Here is a picture of our room and our view:
On our first day in the city, we were given a nearly three hour tour with a local guide. Odysseys Unlimited local guides are excellent. Incredibly knowledgeable, excellent English skills and well versed in managing 24 people! During the tour, we, of course, had to stop for the never ending small cups of coffee!
After the tour, we had the afternoon to ourselves, and we walked about many of the lovely streets. The afternoon that we had arrived, we had found a lovely park and we had hoped to get back to it, but this is one of the few days that the rain did eventually catch up to us and so we didn’t get back there.
We did manage to find some beautiful locally made jewelry gifts for self and friends. We always try to find something made in the country to return with. It is silver filigree type work with a black stone called jet.
During our shopping for souvenirs, we stopped to try the local specialty soup called caldo gallego (a kale and sausage soup) and a plate of anchovies. Marvelous! On our walk we had spotted a shop serving churros and chocolate, so we had to go there for our dessert! We were stuffed, but as it turned out it was the only really authentic looking churros I spotted the for the whole trip – so it was worth it!
The rain had now begun in earnest and even with good rain gear, it wasn’t going to be pleasant to walk any further. So we returned to our room for a much needed nap and to read. We had time before dinner – at 8 – to tour the Parador and read the museum cards more closely and have a cup of tea in the cafe. The parador has four patios, with posted signs about the history of the parador as well as a really wonderful photographic exhibit on the walls of one of the patios.
Dinner was at 8 – lots of small plates – too much food of course – but we somehow managed to eat it! Good thing we were doing so much walking!
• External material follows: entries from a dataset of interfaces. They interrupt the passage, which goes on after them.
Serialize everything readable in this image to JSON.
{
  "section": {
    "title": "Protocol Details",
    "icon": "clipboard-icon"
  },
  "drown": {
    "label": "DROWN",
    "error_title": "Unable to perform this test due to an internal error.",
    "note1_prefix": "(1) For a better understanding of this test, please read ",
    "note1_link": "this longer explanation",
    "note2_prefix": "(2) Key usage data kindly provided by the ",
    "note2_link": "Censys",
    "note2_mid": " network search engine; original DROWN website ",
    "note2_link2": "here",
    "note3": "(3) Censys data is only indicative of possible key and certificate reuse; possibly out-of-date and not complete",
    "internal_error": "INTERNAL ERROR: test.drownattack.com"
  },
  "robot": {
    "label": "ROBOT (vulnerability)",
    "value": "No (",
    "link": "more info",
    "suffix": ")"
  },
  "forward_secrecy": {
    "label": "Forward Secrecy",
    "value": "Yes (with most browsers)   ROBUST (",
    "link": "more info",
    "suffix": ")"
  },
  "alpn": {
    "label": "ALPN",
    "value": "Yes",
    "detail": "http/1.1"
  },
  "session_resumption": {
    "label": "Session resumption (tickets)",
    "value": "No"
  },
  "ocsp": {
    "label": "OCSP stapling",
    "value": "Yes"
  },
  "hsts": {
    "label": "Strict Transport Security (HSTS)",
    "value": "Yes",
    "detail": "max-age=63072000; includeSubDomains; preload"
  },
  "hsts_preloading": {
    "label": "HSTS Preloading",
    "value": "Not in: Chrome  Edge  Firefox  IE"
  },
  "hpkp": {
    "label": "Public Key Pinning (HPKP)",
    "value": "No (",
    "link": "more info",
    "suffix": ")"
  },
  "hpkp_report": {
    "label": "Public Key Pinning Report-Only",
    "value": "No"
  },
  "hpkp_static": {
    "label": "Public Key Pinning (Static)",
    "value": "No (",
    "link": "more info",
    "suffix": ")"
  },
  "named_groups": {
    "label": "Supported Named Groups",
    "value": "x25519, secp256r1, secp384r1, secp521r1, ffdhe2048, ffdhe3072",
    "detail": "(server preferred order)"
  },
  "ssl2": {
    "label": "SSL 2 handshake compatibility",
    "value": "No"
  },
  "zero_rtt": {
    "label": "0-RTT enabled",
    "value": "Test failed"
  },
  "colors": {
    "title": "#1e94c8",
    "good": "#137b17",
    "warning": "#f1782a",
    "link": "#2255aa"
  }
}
We were up until almost midnight repacking. We don’t usually move hotels so often when we travel, so I found it took me quite a few days to get the hang of what to unpack, and how to organize the dirty, rewear and clean clothing selections.
I went to bed sad that I wouldn’t get more time to visit this beautiful city.